● **Your objective**: From the entries below, report how many lines contain the string "Frame". Give only that number.

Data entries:
=======

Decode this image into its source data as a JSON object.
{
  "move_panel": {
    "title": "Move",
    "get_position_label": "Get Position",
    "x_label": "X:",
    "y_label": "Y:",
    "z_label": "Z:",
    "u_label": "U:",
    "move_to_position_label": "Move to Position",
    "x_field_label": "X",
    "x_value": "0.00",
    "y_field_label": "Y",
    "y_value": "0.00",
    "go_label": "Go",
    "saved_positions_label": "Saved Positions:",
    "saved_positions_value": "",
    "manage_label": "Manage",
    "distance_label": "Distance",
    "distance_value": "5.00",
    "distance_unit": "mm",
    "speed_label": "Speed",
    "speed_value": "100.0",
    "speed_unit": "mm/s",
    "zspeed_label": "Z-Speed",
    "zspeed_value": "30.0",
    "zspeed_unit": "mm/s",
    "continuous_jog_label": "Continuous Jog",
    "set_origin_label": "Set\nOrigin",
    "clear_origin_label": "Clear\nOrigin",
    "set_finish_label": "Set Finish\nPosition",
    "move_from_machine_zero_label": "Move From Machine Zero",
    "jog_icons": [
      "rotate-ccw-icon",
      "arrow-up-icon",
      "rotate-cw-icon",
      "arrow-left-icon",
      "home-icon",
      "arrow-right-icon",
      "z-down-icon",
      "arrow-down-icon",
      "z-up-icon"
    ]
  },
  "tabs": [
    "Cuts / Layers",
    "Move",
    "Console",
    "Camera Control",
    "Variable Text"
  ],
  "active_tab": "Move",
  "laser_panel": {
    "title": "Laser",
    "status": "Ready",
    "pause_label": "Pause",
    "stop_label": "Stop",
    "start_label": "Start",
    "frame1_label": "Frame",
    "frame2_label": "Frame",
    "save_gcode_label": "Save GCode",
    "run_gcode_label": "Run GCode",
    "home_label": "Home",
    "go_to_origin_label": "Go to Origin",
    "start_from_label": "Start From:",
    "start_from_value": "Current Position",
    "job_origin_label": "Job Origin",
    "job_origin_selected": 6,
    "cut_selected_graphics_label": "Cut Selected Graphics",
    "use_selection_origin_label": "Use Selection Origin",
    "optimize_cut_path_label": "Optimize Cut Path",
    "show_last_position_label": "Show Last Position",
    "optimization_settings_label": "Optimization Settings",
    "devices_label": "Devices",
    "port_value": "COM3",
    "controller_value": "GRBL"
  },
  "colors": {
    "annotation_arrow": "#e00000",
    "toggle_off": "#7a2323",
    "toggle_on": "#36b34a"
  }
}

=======

● **Finished exercise**: 2